I have gone off on this slight tangent to emphasize how vast and interconnected are the players and groups on Team Cognitive Warfare. They have been leading the league for quite some time and are hoping their game plan against Team Russia will keep them there. So far they are winning, as Patrick Lawrence says:
Look at what has become of us. Most Americans seem to approve of these things, or at least are unstirred to object. We have lost all sense of decency, of ordinary morality, of proportion. Can anyone listen to the din of the past couple of weeks without wondering if we have made of ourselves a nation of grotesques?
It is common to observe that in war the enemy is always dehumanized. We are now face to face with another reality: Those who dehumanize others dehumanize themselves more profoundly.
Perhaps people are too ignorant to see through the propaganda. To have some group to hate is always “uplifting.” But we are all responsible for the consequences of our actions, even when those actions are just buying the propaganda and hating those one is told to hate. It is very hard to accept that the leaders of your own country commit and contemplate unspeakable evil deeds and that they wish to control your mind. To contemplate that they might once again use nuclear weapons is unspeakable but necessary if we are to prevent it.
I hope my fears are unfounded. I agree with Gilbert Doctorow that the Ukraine-Russia war separates the sheep from the goats, that there is no middle ground. This is not to celebrate war and the death of innocent people, but it does demand placing the blame squarely where it belongs and not trying to have it both ways. People like him, John Mearsheimer, the late badly missed Stephen Cohen, Ray McGovern, Oliver Stone (see his 2016 film Ukraine on Fire), Scott Ritter, Pepe Escobar, Patrick Lawrence, Jack Matlock, Ted Postol, et al. are all cutting through the propaganda and delivering truth in opposition to all the lies. They go gentle with fears of nuclear war, however, as if it is somewhat possible but highly unlikely, as if their deepest thoughts are unspeakable, for to utter them would be an act of despondency.
The consensus of the experts tends to be that the U.S. wishes to draw the Russians into a long protracted guerrilla war along the lines of its secret use of mujahideen in Afghanistan in 1979 and after. There is evidence that this is already happening. But I think the U.S. strategists know that the Russians are too smart for that; that they have learned their lesson; and that they will withdraw once they feel they have accomplished their goals. Therefore, from the U.S./NATO perspective, time is reasonably short and they must act quickly, perhaps by doing a false flag operation that will justify a drastic response, or upping the tempo in some other way that would seem to justify the use of nuclear weapons, perhaps tactical at first.

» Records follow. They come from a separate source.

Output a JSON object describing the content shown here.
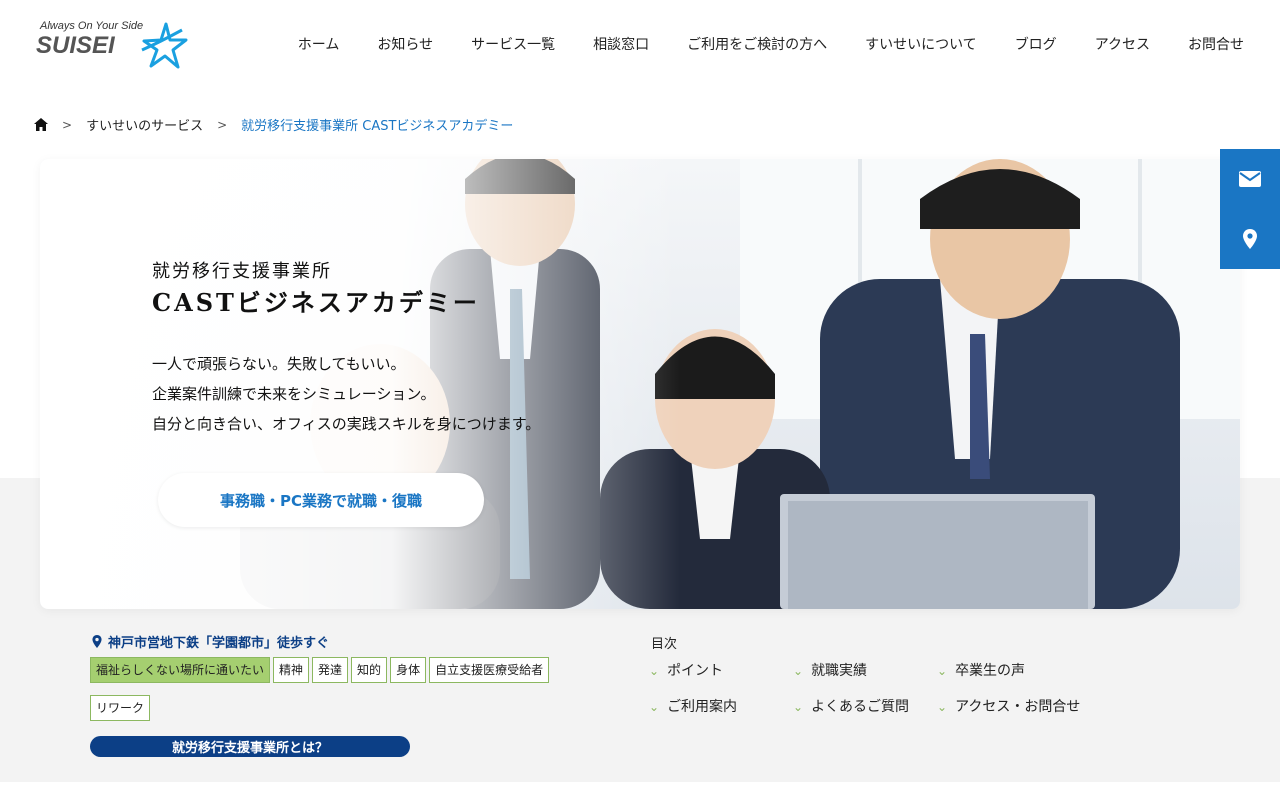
{
  "brand": {
    "tagline": "Always On Your Side",
    "name": "SUISEI"
  },
  "nav": [
    "ホーム",
    "お知らせ",
    "サービス一覧",
    "相談窓口",
    "ご利用をご検討の方へ",
    "すいせいについて",
    "ブログ",
    "アクセス",
    "お問合せ"
  ],
  "breadcrumb": {
    "items": [
      "すいせいのサービス",
      "就労移行支援事業所 CASTビジネスアカデミー"
    ]
  },
  "hero": {
    "subtitle": "就労移行支援事業所",
    "title": "CASTビジネスアカデミー",
    "lines": [
      "一人で頑張らない。失敗してもいい。",
      "企業案件訓練で未来をシミュレーション。",
      "自分と向き合い、オフィスの実践スキルを身につけます。"
    ],
    "button": "事務職・PC業務で就職・復職"
  },
  "info": {
    "location": "神戸市営地下鉄「学園都市」徒歩すぐ",
    "tags": [
      "福祉らしくない場所に通いたい",
      "精神",
      "発達",
      "知的",
      "身体",
      "自立支援医療受給者",
      "リワーク"
    ],
    "about": "就労移行支援事業所とは？"
  },
  "toc": {
    "title": "目次",
    "items": [
      "ポイント",
      "就職実績",
      "卒業生の声",
      "ご利用案内",
      "よくあるご質問",
      "アクセス・お問合せ"
    ]
  },
  "colors": {
    "accent": "#1a76c4",
    "navy": "#0c3f86",
    "green": "#a5cf70"
  },
  "icons": {
    "float": [
      "mail-icon",
      "location-pin-icon"
    ],
    "home": "home-icon"
  }
}
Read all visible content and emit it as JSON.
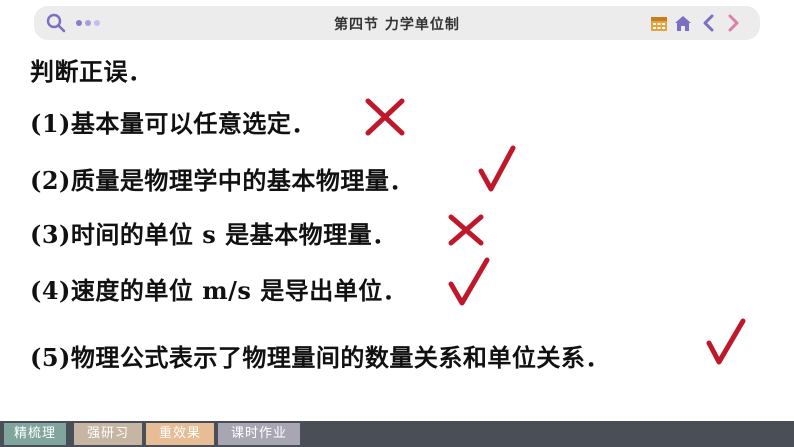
{
  "header": {
    "title": "第四节  力学单位制",
    "icons": [
      "search-icon",
      "dots-menu-icon",
      "calendar-icon",
      "home-icon",
      "chevron-left-icon",
      "chevron-right-icon"
    ]
  },
  "heading": "判断正误．",
  "items": [
    {
      "text": "(1)基本量可以任意选定．",
      "mark": "cross"
    },
    {
      "text": "(2)质量是物理学中的基本物理量．",
      "mark": "check"
    },
    {
      "text": "(3)时间的单位 s 是基本物理量．",
      "mark": "cross"
    },
    {
      "text": "(4)速度的单位 m/s 是导出单位．",
      "mark": "check"
    },
    {
      "text": "(5)物理公式表示了物理量间的数量关系和单位关系．",
      "mark": "check"
    }
  ],
  "tabs": [
    {
      "label": "精梳理"
    },
    {
      "label": "强研习"
    },
    {
      "label": "重效果"
    },
    {
      "label": "课时作业"
    }
  ],
  "colors": {
    "mark": "#c0182b",
    "topbar": "#ececec",
    "bottombar": "#4a4e57",
    "tab1": "#80a59d",
    "tab2": "#c6b5a3",
    "tab3": "#e7bd95",
    "tab4": "#a8a6b3"
  }
}
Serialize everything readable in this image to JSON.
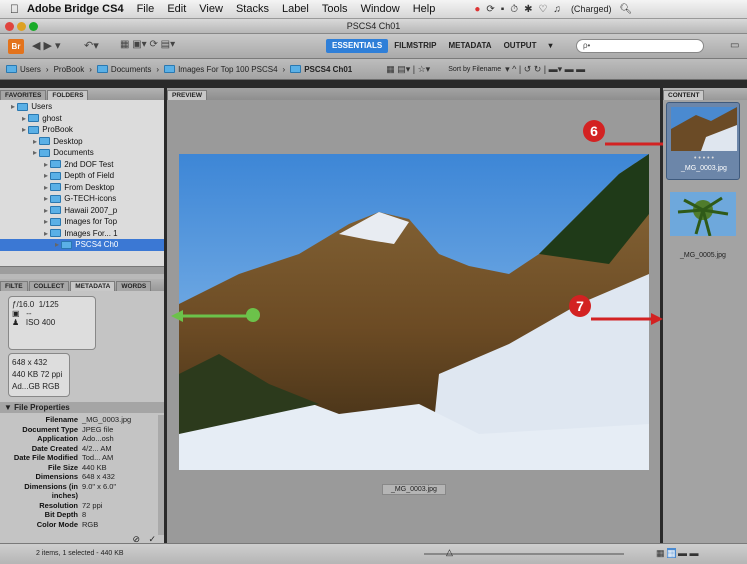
{
  "menubar": {
    "app_name": "Adobe Bridge CS4",
    "items": [
      "File",
      "Edit",
      "View",
      "Stacks",
      "Label",
      "Tools",
      "Window",
      "Help"
    ],
    "battery": "(Charged)"
  },
  "window": {
    "title": "PSCS4 Ch01"
  },
  "toolbar": {
    "logo": "Br",
    "workspaces": [
      "ESSENTIALS",
      "FILMSTRIP",
      "METADATA",
      "OUTPUT"
    ],
    "search_placeholder": "ρ•"
  },
  "path_bar": {
    "crumbs": [
      "Users",
      "ProBook",
      "Documents",
      "Images For Top 100 PSCS4",
      "PSCS4 Ch01"
    ],
    "sort_label": "Sort by Filename"
  },
  "left_panel": {
    "tabs": [
      "FAVORITES",
      "FOLDERS"
    ],
    "tree": [
      {
        "label": "Users",
        "indent": 1
      },
      {
        "label": "ghost",
        "indent": 2
      },
      {
        "label": "ProBook",
        "indent": 2
      },
      {
        "label": "Desktop",
        "indent": 3
      },
      {
        "label": "Documents",
        "indent": 3
      },
      {
        "label": "2nd DOF Test",
        "indent": 4
      },
      {
        "label": "Depth of Field",
        "indent": 4
      },
      {
        "label": "From Desktop",
        "indent": 4
      },
      {
        "label": "G-TECH-icons",
        "indent": 4
      },
      {
        "label": "Hawaii 2007_p",
        "indent": 4
      },
      {
        "label": "Images for Top",
        "indent": 4
      },
      {
        "label": "Images For... 1",
        "indent": 4
      },
      {
        "label": "PSCS4 Ch0",
        "indent": 5
      }
    ]
  },
  "meta_panel": {
    "tabs": [
      "FILTE",
      "COLLECT",
      "METADATA",
      "WORDS"
    ],
    "aperture": "ƒ/16.0",
    "shutter": "1/125",
    "dash": "--",
    "iso": "ISO 400",
    "dims": "648 x 432",
    "size_res": "440 KB   72 ppi",
    "profile": "Ad...GB  RGB",
    "section": "File Properties",
    "rows": [
      {
        "k": "Filename",
        "v": "_MG_0003.jpg"
      },
      {
        "k": "Document Type",
        "v": "JPEG file"
      },
      {
        "k": "Application",
        "v": "Ado...osh"
      },
      {
        "k": "Date Created",
        "v": "4/2... AM"
      },
      {
        "k": "Date File Modified",
        "v": "Tod... AM"
      },
      {
        "k": "File Size",
        "v": "440 KB"
      },
      {
        "k": "Dimensions",
        "v": "648 x 432"
      },
      {
        "k": "Dimensions (in inches)",
        "v": "9.0\" x 6.0\""
      },
      {
        "k": "Resolution",
        "v": "72 ppi"
      },
      {
        "k": "Bit Depth",
        "v": "8"
      },
      {
        "k": "Color Mode",
        "v": "RGB"
      }
    ]
  },
  "preview": {
    "label": "PREVIEW",
    "filename": "_MG_0003.jpg"
  },
  "content": {
    "label": "CONTENT",
    "thumbs": [
      "_MG_0003.jpg",
      "_MG_0005.jpg"
    ]
  },
  "status": {
    "text": "2 items, 1 selected - 440 KB"
  },
  "callouts": {
    "six": "6",
    "seven": "7"
  }
}
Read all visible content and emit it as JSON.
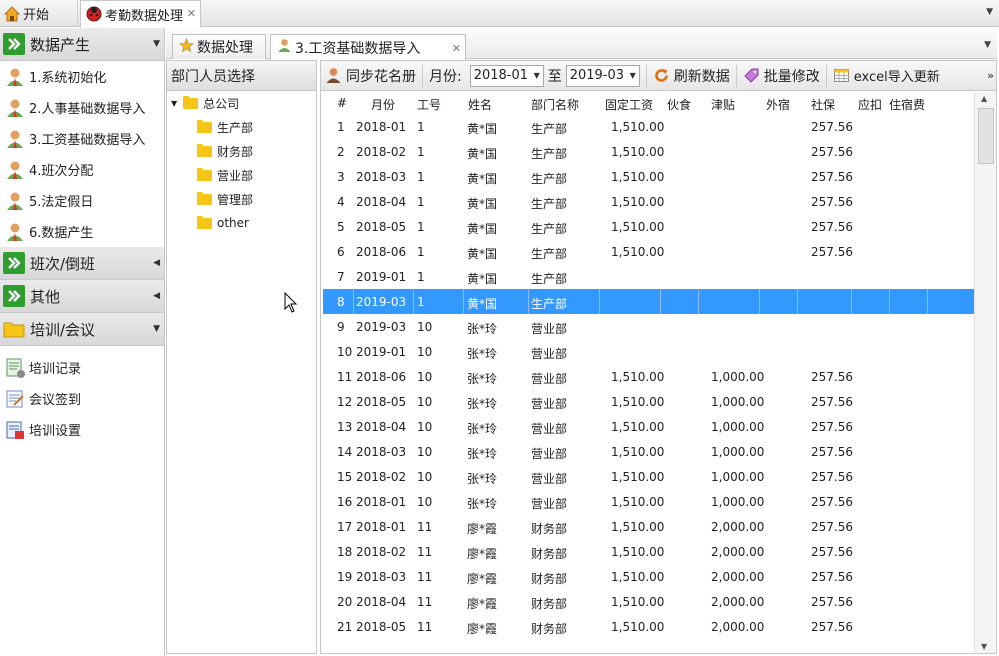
{
  "top_tabs": {
    "home": "开始",
    "active": "考勤数据处理"
  },
  "sidebar": {
    "group1": "数据产生",
    "items1": [
      "1.系统初始化",
      "2.人事基础数据导入",
      "3.工资基础数据导入",
      "4.班次分配",
      "5.法定假日",
      "6.数据产生"
    ],
    "group2": "班次/倒班",
    "group3": "其他",
    "group4": "培训/会议",
    "items4": [
      "培训记录",
      "会议签到",
      "培训设置"
    ]
  },
  "second_tabs": {
    "t1": "数据处理",
    "t2": "3.工资基础数据导入"
  },
  "dept": {
    "header": "部门人员选择",
    "root": "总公司",
    "children": [
      "生产部",
      "财务部",
      "营业部",
      "管理部",
      "other"
    ]
  },
  "toolbar": {
    "sync": "同步花名册",
    "month_label": "月份:",
    "month_from": "2018-01",
    "to_label": "至",
    "month_to": "2019-03",
    "refresh": "刷新数据",
    "batch": "批量修改",
    "excel": "excel导入更新"
  },
  "table": {
    "columns": [
      "#",
      "月份",
      "工号",
      "姓名",
      "部门名称",
      "固定工资",
      "伙食",
      "津贴",
      "外宿",
      "社保",
      "应扣",
      "住宿费"
    ],
    "selected_index": 7,
    "rows": [
      [
        "1",
        "2018-01",
        "1",
        "黄*国",
        "生产部",
        "1,510.00",
        "",
        "",
        "",
        "257.56",
        "",
        ""
      ],
      [
        "2",
        "2018-02",
        "1",
        "黄*国",
        "生产部",
        "1,510.00",
        "",
        "",
        "",
        "257.56",
        "",
        ""
      ],
      [
        "3",
        "2018-03",
        "1",
        "黄*国",
        "生产部",
        "1,510.00",
        "",
        "",
        "",
        "257.56",
        "",
        ""
      ],
      [
        "4",
        "2018-04",
        "1",
        "黄*国",
        "生产部",
        "1,510.00",
        "",
        "",
        "",
        "257.56",
        "",
        ""
      ],
      [
        "5",
        "2018-05",
        "1",
        "黄*国",
        "生产部",
        "1,510.00",
        "",
        "",
        "",
        "257.56",
        "",
        ""
      ],
      [
        "6",
        "2018-06",
        "1",
        "黄*国",
        "生产部",
        "1,510.00",
        "",
        "",
        "",
        "257.56",
        "",
        ""
      ],
      [
        "7",
        "2019-01",
        "1",
        "黄*国",
        "生产部",
        "",
        "",
        "",
        "",
        "",
        "",
        ""
      ],
      [
        "8",
        "2019-03",
        "1",
        "黄*国",
        "生产部",
        "",
        "",
        "",
        "",
        "",
        "",
        ""
      ],
      [
        "9",
        "2019-03",
        "10",
        "张*玲",
        "营业部",
        "",
        "",
        "",
        "",
        "",
        "",
        ""
      ],
      [
        "10",
        "2019-01",
        "10",
        "张*玲",
        "营业部",
        "",
        "",
        "",
        "",
        "",
        "",
        ""
      ],
      [
        "11",
        "2018-06",
        "10",
        "张*玲",
        "营业部",
        "1,510.00",
        "",
        "1,000.00",
        "",
        "257.56",
        "",
        ""
      ],
      [
        "12",
        "2018-05",
        "10",
        "张*玲",
        "营业部",
        "1,510.00",
        "",
        "1,000.00",
        "",
        "257.56",
        "",
        ""
      ],
      [
        "13",
        "2018-04",
        "10",
        "张*玲",
        "营业部",
        "1,510.00",
        "",
        "1,000.00",
        "",
        "257.56",
        "",
        ""
      ],
      [
        "14",
        "2018-03",
        "10",
        "张*玲",
        "营业部",
        "1,510.00",
        "",
        "1,000.00",
        "",
        "257.56",
        "",
        ""
      ],
      [
        "15",
        "2018-02",
        "10",
        "张*玲",
        "营业部",
        "1,510.00",
        "",
        "1,000.00",
        "",
        "257.56",
        "",
        ""
      ],
      [
        "16",
        "2018-01",
        "10",
        "张*玲",
        "营业部",
        "1,510.00",
        "",
        "1,000.00",
        "",
        "257.56",
        "",
        ""
      ],
      [
        "17",
        "2018-01",
        "11",
        "廖*霞",
        "财务部",
        "1,510.00",
        "",
        "2,000.00",
        "",
        "257.56",
        "",
        ""
      ],
      [
        "18",
        "2018-02",
        "11",
        "廖*霞",
        "财务部",
        "1,510.00",
        "",
        "2,000.00",
        "",
        "257.56",
        "",
        ""
      ],
      [
        "19",
        "2018-03",
        "11",
        "廖*霞",
        "财务部",
        "1,510.00",
        "",
        "2,000.00",
        "",
        "257.56",
        "",
        ""
      ],
      [
        "20",
        "2018-04",
        "11",
        "廖*霞",
        "财务部",
        "1,510.00",
        "",
        "2,000.00",
        "",
        "257.56",
        "",
        ""
      ],
      [
        "21",
        "2018-05",
        "11",
        "廖*霞",
        "财务部",
        "1,510.00",
        "",
        "2,000.00",
        "",
        "257.56",
        "",
        ""
      ]
    ]
  }
}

I appreciate the input of the Russia experts I mentioned above. Their expertise dwarfs mine, but I disagree. Perhaps I am an excitable sort; perhaps I am one of those Patrick Lawrence refers to, quoting Carl Jung, as too emotional and therefore incapable of clear thinking. (I will leave the issue of this long held but erroneous western philosophical belief in the division of emotions and thoughts for another day.) Perhaps I can’t see the obvious that a nuclear war will profit no one and therefore it cannot happen. Yet Ted Postol, MIT professor of technology and international security, while perhaps agreeing that an intentional nuclear war is very unlikely, has been warning of an accidental one for many years. He is surely right on that score and well worth listening to.
But either way, I am sorry to say, perhaps because my perspective is that of a generalist, not an expert, and my thinking is informed by art as much as social science and history, my antennae pick up a very disturbing message. A voice tells me that the danger is very, very real today. It says:
Beware, we are on the edge of a nuclear abyss.
Source: Edward Curtin